The problem: When you return the data, keep every word exact and include none of the images.

Record excerpts:
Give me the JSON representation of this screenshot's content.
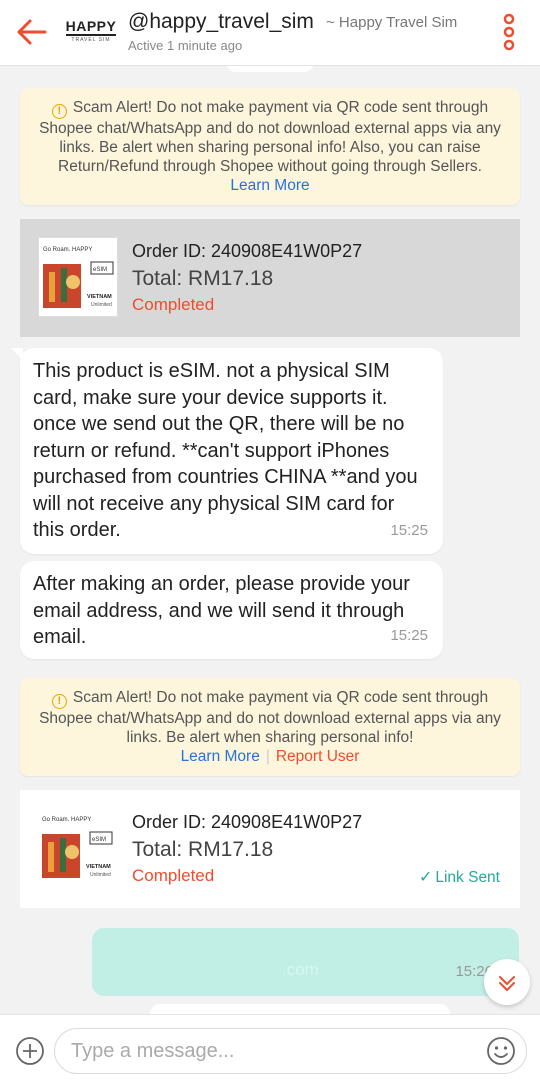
{
  "header": {
    "logo_text": "HAPPY",
    "logo_sub": "TRAVEL SIM",
    "shop_handle": "@happy_travel_sim",
    "shop_name": "~ Happy Travel Sim",
    "status": "Active 1 minute ago",
    "icons": {
      "back": "back-arrow-icon",
      "more": "more-vertical-icon"
    }
  },
  "scam_alerts": [
    {
      "text": "Scam Alert! Do not make payment via QR code sent through Shopee chat/WhatsApp and do not download external apps via any links. Be alert when sharing personal info! Also, you can raise Return/Refund through Shopee without going through Sellers.",
      "learn_more": "Learn More"
    },
    {
      "text": "Scam Alert! Do not make payment via QR code sent through Shopee chat/WhatsApp and do not download external apps via any links. Be alert when sharing personal info!",
      "learn_more": "Learn More",
      "report_user": "Report User"
    }
  ],
  "orders": [
    {
      "order_id": "Order ID: 240908E41W0P27",
      "total": "Total: RM17.18",
      "status": "Completed",
      "thumb_text": {
        "brand": "Go Roam. HAPPY",
        "esim": "eSIM",
        "country": "VIETNAM",
        "plan": "Unlimited"
      }
    },
    {
      "order_id": "Order ID: 240908E41W0P27",
      "total": "Total: RM17.18",
      "status": "Completed",
      "link_sent": "Link Sent",
      "thumb_text": {
        "brand": "Go Roam. HAPPY",
        "esim": "eSIM",
        "country": "VIETNAM",
        "plan": "Unlimited"
      }
    }
  ],
  "messages": [
    {
      "text": "This product is eSIM. not a physical SIM card, make sure your device supports it. once we send out the QR, there will be no return or refund. **can't support iPhones purchased from countries CHINA **and you will not receive any physical SIM card for this order.",
      "time": "15:25"
    },
    {
      "text": "After making an order, please provide your email address, and we will send it through email.",
      "time": "15:25"
    }
  ],
  "outgoing": {
    "blurred_text": ".com",
    "time": "15:26"
  },
  "input": {
    "placeholder": "Type a message..."
  },
  "colors": {
    "accent": "#ee4d2d",
    "link": "#2673dd",
    "success": "#26aa99",
    "alert_bg": "#fdf5dc",
    "outgoing_bg": "#c2efe5"
  }
}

Written reply:
Give me the JSON representation of this screenshot's content.
{
  "header": {
    "logo_text": "HAPPY",
    "logo_sub": "TRAVEL SIM",
    "shop_handle": "@happy_travel_sim",
    "shop_name": "~ Happy Travel Sim",
    "status": "Active 1 minute ago",
    "icons": {
      "back": "back-arrow-icon",
      "more": "more-vertical-icon"
    }
  },
  "scam_alerts": [
    {
      "text": "Scam Alert! Do not make payment via QR code sent through Shopee chat/WhatsApp and do not download external apps via any links. Be alert when sharing personal info! Also, you can raise Return/Refund through Shopee without going through Sellers.",
      "learn_more": "Learn More"
    },
    {
      "text": "Scam Alert! Do not make payment via QR code sent through Shopee chat/WhatsApp and do not download external apps via any links. Be alert when sharing personal info!",
      "learn_more": "Learn More",
      "report_user": "Report User"
    }
  ],
  "orders": [
    {
      "order_id": "Order ID: 240908E41W0P27",
      "total": "Total: RM17.18",
      "status": "Completed",
      "thumb_text": {
        "brand": "Go Roam. HAPPY",
        "esim": "eSIM",
        "country": "VIETNAM",
        "plan": "Unlimited"
      }
    },
    {
      "order_id": "Order ID: 240908E41W0P27",
      "total": "Total: RM17.18",
      "status": "Completed",
      "link_sent": "Link Sent",
      "thumb_text": {
        "brand": "Go Roam. HAPPY",
        "esim": "eSIM",
        "country": "VIETNAM",
        "plan": "Unlimited"
      }
    }
  ],
  "messages": [
    {
      "text": "This product is eSIM. not a physical SIM card, make sure your device supports it. once we send out the QR, there will be no return or refund. **can't support iPhones purchased from countries CHINA **and you will not receive any physical SIM card for this order.",
      "time": "15:25"
    },
    {
      "text": "After making an order, please provide your email address, and we will send it through email.",
      "time": "15:25"
    }
  ],
  "outgoing": {
    "blurred_text": ".com",
    "time": "15:26"
  },
  "input": {
    "placeholder": "Type a message..."
  },
  "colors": {
    "accent": "#ee4d2d",
    "link": "#2673dd",
    "success": "#26aa99",
    "alert_bg": "#fdf5dc",
    "outgoing_bg": "#c2efe5"
  }
}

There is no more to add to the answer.